When you are in a heightened state of anxiety, if someone was to ask you to ‘sit with the discomfort’ you would probably think that it was far too challenging. However, by doing so would mean you are a taking a huge step forward in changing your behaviour and overcoming your anxiety.
But what does ‘sit with the discomfort actually mean?’ In simple terms, it is allowing yourself to be comfortable with the discomfort. To sit through the difficult feelings without running away from them – (avoiding them)
People who experience anxiety often use distractions to try and mask difficult emotions. This can range from comfort eating after a row with a partner or friend, drinking alcohol, to throwing ourselves into work. All of these are avoidance tactics. The key word here is ‘avoidance’ because when we constantly use distractions, we side step having to actually engage with any difficult feelings. The problem with this of course, is that the feelings don’t just go away. Which means we have to keep on ‘managing’ them in the same, unhelpful way.
The physical symptoms
The physical symptoms of anxiety can be very unpleasant – racing heart and palpitations, unsettled tummy, feeling hot or tingling, shaky legs, mind racing and not thinking clearly. Human beings have anxiety to warn us of danger, creating fear. If we are faced with a wild animal or a speeding car then fear is a reasonable reaction because we are actually in danger.
But if you think about the last time you felt anxious – were you actually in danger? What would have happened if, instead of distracting yourself and avoiding the feelings, you simply acknowledged them, faced them, and sat with them. Would anything dangerous actually happen? Or would they eventually pass?
Noticing how we feel and accepting it, irrespective of whether it’s a positive or negative experience, is a mindfulness practice. There is a brain activity associated mindfulness which actually helps to make sense of it because there is an increased activation in a region of our brain located behind the frontal lobe. This area is involved in the planning and suppressing of impulsive reactions, which in turn enables us to make more rational/effective decisions in challenging situations.
Sitting with uncomfortable feelings, rather than reacting immediately or distracting yourself, means that you can start to relate to those feelings differently. By allowing yourself to experience them also allows you to actually see that you are not in danger and the feelings of anxiety won’t hurt you and ultimately, they will pass.
A common problem with people who experience anxiety are the ‘demands’ they hold, even though this is usually subconscious. For example, we tell ourselves we ‘should’ be happy all the time and we ‘must’ never feel uncomfortable.
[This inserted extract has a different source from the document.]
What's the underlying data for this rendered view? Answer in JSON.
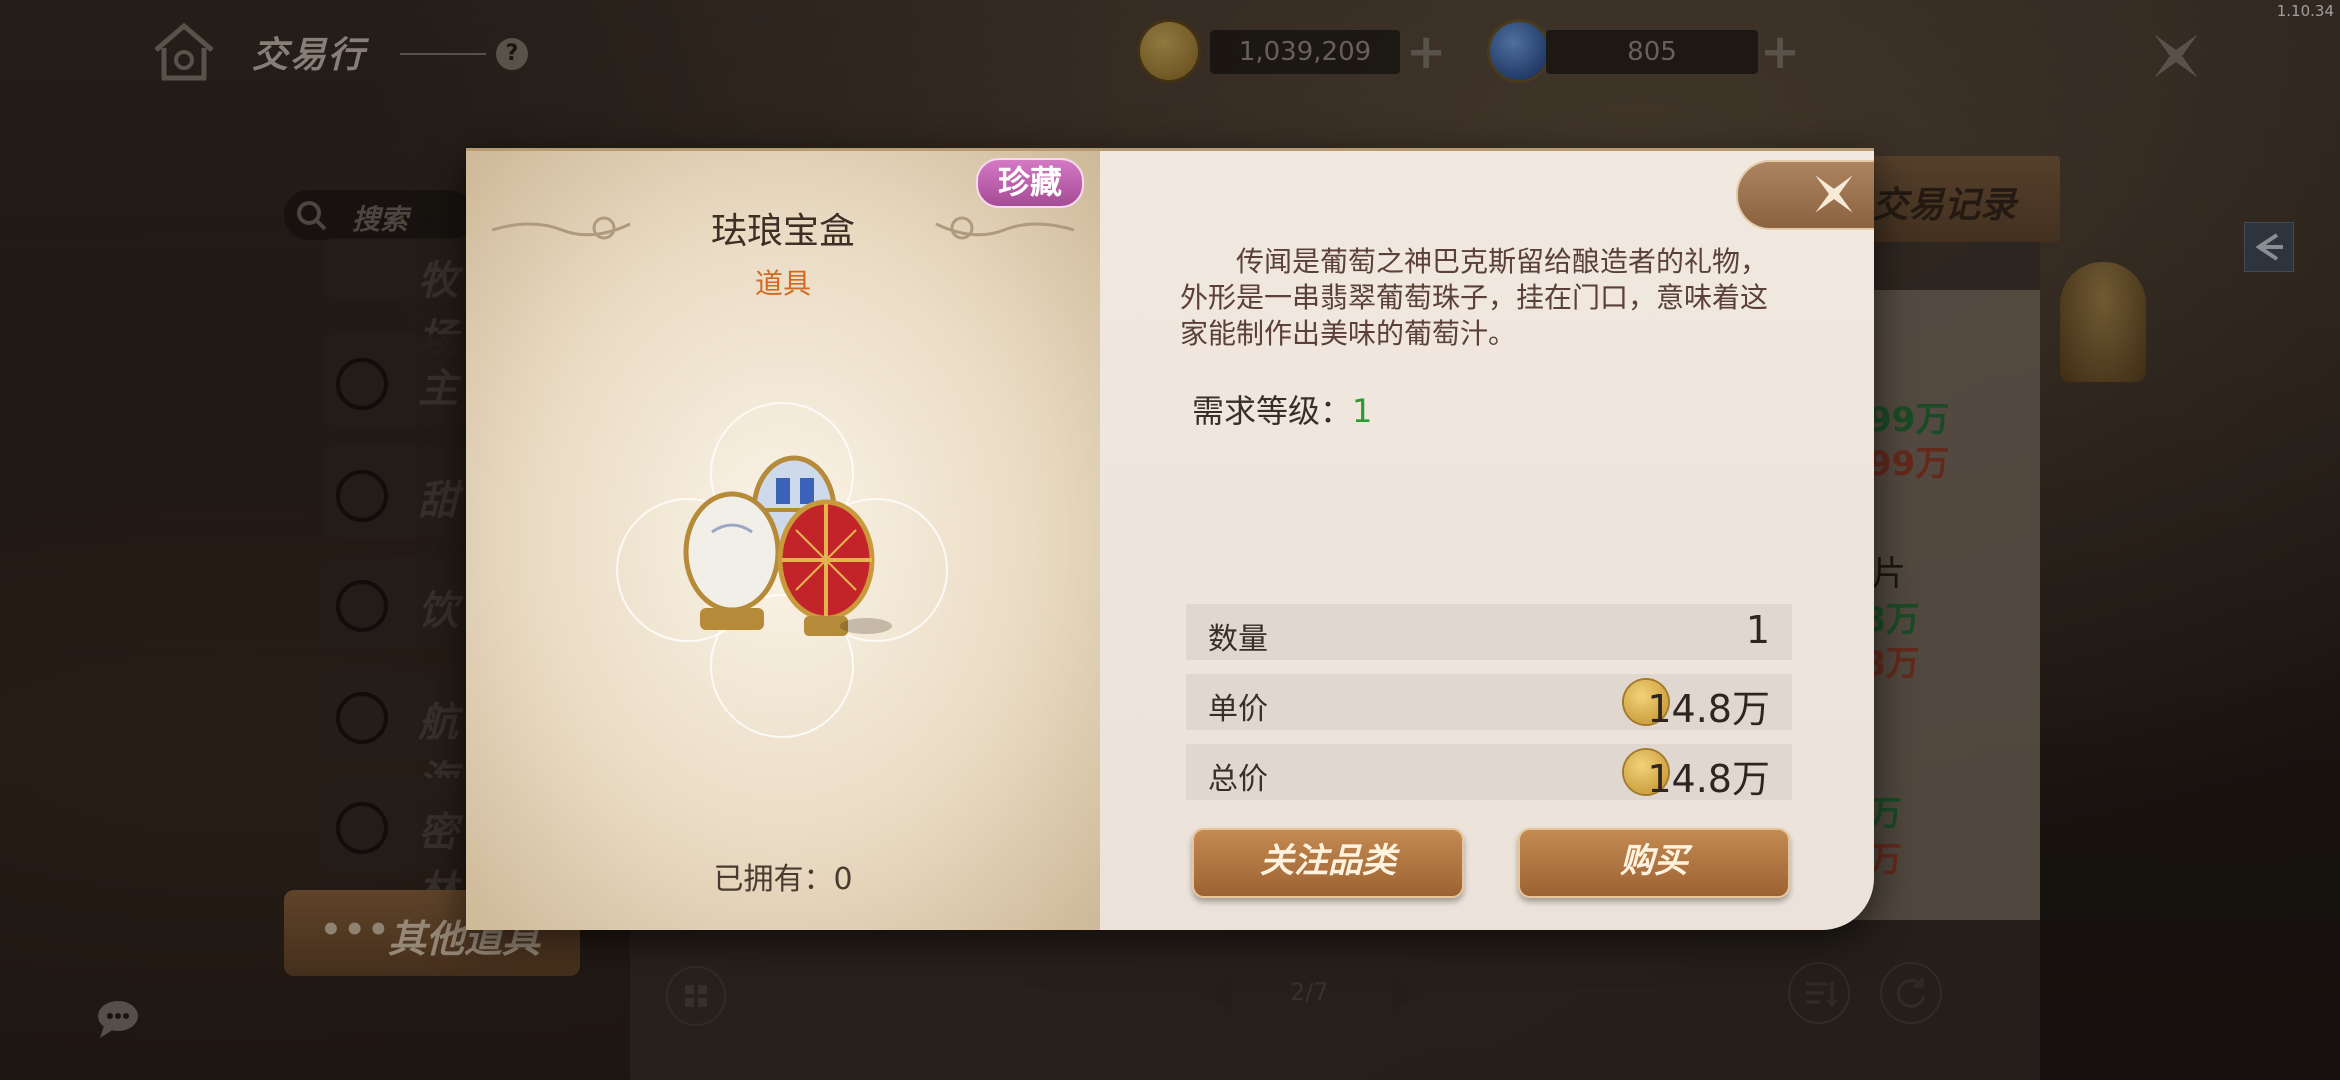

Just forget the ‘shoulds and musts’! ‘Demanding’ something doesn’t guarantee it will or won’t happen – demands just keep the negative emotion of anxiety going.
Learning to ‘accept’ negative emotions
It is ok to feel anxious or unhappy sometimes. Try to get into the habit of observing your emotions without judgement. Perhaps you are anxious because you are worried that you may have upset a friend or partner. Acknowledge your emotions – be honest about how you really feel and why. We tend to talk ourselves out of difficult emotions but it is important to get into the habit of ‘acceptance’ instead. Letting yourself feel those negative emotions without excuses or judgements. Accepting our negative emotions, doesn’t mean we have to like them, it’s about learning to know when can of course tolerate them. Will they last forever if we just sit with them for a while? Of course not. Will they cause us any harm if we let them play out without distraction? No, because feelings don’t hurt us.
Sitting with our emotions can be challenging at first. But it’s a skill that you can learn with practice and it can be much less tiring than constantly trying to practice avoidance.
If you would like some professional help to learn how to sit with the uncomfortable feelings of anxiety. Contact us at CBT and Counselling today